T Process Change in a Laboratory - Start Date for new Procedure - Management Opinions Misc. Quality Assurance and Business Systems Related Topics 4
D Management of Change - MOC Procedure and Forms - Engineering, Project, Safety Systems Manufacturing and Related Processes 1
M GM Quality System Basic - Banking & Bypass Procedure in Change Management Manufacturing and Related Processes 6
R Change in Direction - Management decides to Outsource Manufacturing Operations ISO 9000, ISO 9001, and ISO 9004 Quality Management Systems Standards 8
S Management Notice of Change - Sample Wanted AS9100, IAQG 9100, Nadcap and related Aerospace Standards and Requirements 4
A Change Control Review Management Success or Effectiveness Metric Quality Manager and Management Related Issues 3
M ITIL vs. ISO 20000 Change Management Requirements IT (Information Technology) Service Management 3
D ECO (Engineering Change Order) Risk Management Criteria and QA Document Control Systems, Procedures, Forms and Templates 19
C Management Of Change System or Software - Recommendations and Ideas wanted After Work and Weekend Discussion Topics 2
D Specifications - All the same type of document? Change Management part of our QMS Document Control Systems, Procedures, Forms and Templates 4
S Change Management - From basic level to implement it succesfully ISO 9000, ISO 9001, and ISO 9004 Quality Management Systems Standards 6
Q Change Management Process Mapping Process Maps, Process Mapping and Turtle Diagrams 7
A Management of Change? What does that mean? Misc. Quality Assurance and Business Systems Related Topics 8
G Management of Change Process (OHSAS) - What would an Auditor expect to see? Occupational Health & Safety Management Standards 6
K Change Management written process... is this mandatory? AS9100, IAQG 9100, Nadcap and related Aerospace Standards and Requirements 5
A Complete change of the ISO 9001 Quality Management System ISO 9000, ISO 9001, and ISO 9004 Quality Management Systems Standards 12

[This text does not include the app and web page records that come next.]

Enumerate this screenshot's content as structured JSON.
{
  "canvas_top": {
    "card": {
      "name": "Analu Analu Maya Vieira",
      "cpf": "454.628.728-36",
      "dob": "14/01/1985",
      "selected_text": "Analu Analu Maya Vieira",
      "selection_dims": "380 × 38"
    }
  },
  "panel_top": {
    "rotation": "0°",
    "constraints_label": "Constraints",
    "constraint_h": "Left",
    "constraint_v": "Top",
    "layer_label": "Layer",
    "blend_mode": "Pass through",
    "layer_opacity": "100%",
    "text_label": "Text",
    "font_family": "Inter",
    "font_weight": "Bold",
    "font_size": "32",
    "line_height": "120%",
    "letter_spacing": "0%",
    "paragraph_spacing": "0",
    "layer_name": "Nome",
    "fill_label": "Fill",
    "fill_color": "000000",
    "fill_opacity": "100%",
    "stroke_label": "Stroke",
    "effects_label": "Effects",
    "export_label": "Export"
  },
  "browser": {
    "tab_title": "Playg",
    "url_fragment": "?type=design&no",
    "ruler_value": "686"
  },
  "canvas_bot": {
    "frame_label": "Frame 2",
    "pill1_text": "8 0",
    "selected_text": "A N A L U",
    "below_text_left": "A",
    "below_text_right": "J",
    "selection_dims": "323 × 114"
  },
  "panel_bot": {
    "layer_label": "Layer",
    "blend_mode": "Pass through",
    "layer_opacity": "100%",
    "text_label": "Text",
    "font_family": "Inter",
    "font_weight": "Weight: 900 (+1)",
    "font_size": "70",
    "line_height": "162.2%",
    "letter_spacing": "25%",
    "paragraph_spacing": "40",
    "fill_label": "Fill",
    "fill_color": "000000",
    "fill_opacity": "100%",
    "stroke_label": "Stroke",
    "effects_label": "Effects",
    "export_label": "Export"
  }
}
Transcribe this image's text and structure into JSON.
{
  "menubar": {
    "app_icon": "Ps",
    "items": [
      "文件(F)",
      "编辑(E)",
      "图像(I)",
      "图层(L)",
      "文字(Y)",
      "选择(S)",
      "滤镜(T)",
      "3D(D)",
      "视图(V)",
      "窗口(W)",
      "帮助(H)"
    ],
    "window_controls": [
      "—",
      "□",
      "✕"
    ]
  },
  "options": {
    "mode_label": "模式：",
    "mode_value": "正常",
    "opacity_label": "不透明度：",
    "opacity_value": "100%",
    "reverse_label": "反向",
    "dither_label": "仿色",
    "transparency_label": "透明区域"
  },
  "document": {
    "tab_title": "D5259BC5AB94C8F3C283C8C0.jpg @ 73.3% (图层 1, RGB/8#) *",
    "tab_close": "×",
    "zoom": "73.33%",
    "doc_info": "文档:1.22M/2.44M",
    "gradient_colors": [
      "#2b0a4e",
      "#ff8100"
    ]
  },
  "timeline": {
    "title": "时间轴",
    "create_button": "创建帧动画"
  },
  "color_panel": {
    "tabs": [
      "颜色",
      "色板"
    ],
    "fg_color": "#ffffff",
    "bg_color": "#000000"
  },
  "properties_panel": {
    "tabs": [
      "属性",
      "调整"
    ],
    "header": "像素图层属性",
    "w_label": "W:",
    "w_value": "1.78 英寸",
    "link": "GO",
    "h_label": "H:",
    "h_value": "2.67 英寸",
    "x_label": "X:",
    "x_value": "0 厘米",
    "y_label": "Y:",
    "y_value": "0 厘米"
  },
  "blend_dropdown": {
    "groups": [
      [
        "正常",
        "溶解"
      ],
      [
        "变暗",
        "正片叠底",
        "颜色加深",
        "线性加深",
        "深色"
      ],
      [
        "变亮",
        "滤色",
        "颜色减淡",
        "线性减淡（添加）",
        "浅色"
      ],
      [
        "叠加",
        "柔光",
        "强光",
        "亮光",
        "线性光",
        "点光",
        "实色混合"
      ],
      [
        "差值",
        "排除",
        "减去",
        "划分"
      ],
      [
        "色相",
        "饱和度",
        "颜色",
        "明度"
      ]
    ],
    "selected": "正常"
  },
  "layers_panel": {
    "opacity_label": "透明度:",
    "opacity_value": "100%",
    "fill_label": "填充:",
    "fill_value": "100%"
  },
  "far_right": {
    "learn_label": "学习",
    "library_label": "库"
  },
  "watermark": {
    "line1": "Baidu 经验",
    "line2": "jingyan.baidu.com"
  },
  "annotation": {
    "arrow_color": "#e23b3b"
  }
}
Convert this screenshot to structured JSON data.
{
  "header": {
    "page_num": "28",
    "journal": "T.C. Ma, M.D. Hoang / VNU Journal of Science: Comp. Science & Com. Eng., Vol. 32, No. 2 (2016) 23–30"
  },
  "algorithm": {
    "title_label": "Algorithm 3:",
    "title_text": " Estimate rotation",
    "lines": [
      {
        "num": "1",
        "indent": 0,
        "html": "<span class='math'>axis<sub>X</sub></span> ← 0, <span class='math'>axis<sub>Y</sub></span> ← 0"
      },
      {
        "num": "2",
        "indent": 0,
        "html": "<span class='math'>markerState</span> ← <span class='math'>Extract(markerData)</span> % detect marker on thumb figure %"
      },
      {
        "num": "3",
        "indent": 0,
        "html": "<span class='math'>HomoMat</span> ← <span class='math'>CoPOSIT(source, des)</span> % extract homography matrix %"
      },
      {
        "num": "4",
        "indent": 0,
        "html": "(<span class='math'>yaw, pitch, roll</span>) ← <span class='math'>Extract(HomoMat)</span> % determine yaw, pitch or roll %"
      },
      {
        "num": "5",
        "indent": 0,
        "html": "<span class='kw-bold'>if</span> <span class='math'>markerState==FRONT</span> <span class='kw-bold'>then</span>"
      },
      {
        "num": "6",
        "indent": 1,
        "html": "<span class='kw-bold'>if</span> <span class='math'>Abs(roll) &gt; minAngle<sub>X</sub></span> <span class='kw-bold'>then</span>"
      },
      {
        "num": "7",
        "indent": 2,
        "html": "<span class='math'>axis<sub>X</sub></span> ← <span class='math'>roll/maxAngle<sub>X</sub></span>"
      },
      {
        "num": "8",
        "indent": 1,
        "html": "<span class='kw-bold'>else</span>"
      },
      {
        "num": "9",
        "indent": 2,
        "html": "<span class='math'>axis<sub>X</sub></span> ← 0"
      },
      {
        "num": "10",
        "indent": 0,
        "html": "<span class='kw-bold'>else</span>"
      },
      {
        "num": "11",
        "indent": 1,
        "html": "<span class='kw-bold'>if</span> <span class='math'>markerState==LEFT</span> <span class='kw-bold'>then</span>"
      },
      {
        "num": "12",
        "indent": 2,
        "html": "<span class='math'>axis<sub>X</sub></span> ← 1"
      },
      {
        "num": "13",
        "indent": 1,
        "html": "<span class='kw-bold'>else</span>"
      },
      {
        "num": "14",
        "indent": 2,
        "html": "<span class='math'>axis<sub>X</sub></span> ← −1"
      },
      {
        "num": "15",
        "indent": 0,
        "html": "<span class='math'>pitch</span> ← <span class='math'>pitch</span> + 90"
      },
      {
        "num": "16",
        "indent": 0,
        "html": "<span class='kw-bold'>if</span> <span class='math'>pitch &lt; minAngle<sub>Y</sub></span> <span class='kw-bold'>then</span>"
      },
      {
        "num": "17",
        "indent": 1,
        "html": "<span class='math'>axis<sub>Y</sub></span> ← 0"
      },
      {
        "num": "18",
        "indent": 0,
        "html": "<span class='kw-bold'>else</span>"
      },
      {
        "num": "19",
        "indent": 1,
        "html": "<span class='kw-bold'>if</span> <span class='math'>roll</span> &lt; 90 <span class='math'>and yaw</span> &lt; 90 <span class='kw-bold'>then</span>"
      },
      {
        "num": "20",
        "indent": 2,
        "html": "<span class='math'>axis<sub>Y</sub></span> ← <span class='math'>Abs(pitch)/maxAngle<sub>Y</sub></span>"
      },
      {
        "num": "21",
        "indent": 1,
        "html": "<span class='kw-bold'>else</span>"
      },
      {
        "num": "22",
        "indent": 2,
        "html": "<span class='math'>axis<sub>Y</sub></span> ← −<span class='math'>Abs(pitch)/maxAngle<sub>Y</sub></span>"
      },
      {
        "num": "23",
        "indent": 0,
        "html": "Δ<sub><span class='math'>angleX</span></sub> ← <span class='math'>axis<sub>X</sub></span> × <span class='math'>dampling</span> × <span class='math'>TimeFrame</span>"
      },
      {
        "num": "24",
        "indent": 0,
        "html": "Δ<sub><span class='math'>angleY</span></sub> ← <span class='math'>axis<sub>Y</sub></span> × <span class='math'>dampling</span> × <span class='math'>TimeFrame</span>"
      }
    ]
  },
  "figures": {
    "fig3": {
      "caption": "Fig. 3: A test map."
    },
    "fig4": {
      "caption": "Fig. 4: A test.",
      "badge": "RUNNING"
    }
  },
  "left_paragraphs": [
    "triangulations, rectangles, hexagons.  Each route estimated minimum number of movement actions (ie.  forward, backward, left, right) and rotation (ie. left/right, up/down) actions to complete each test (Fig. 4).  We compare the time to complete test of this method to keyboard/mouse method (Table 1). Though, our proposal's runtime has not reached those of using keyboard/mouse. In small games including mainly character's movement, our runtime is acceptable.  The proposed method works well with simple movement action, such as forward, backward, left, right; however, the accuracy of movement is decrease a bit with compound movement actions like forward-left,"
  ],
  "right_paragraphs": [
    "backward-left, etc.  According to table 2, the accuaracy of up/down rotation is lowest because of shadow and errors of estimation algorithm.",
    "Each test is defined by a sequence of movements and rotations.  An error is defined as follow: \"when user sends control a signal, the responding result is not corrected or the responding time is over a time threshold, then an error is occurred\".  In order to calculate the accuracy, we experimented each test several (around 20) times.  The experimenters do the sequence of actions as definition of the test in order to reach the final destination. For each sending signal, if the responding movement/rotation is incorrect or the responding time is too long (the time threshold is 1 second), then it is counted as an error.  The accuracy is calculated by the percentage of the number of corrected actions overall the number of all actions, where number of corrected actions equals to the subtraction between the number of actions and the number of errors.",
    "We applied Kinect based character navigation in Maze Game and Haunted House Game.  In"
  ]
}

Chennaiite Change Management System - Development vs. Production Changes IATF 16949 - Automotive Quality Systems Standard 5
L Looking for Incident/Change/Problem Management Audit Checklist Document Control Systems, Procedures, Forms and Templates 3
J Change Management System - Does ISO 9001 specify you need a process flow? ISO 9000, ISO 9001, and ISO 9004 Quality Management Systems Standards 11
M Management of Change regulations by the US EPA and the US OSHA Various Other Specifications, Standards, and related Requirements 4
J How to motivate top management - Fearful of continuous improvement and resist change Misc. Quality Assurance and Business Systems Related Topics 2
Similar threads


















































Top Bottom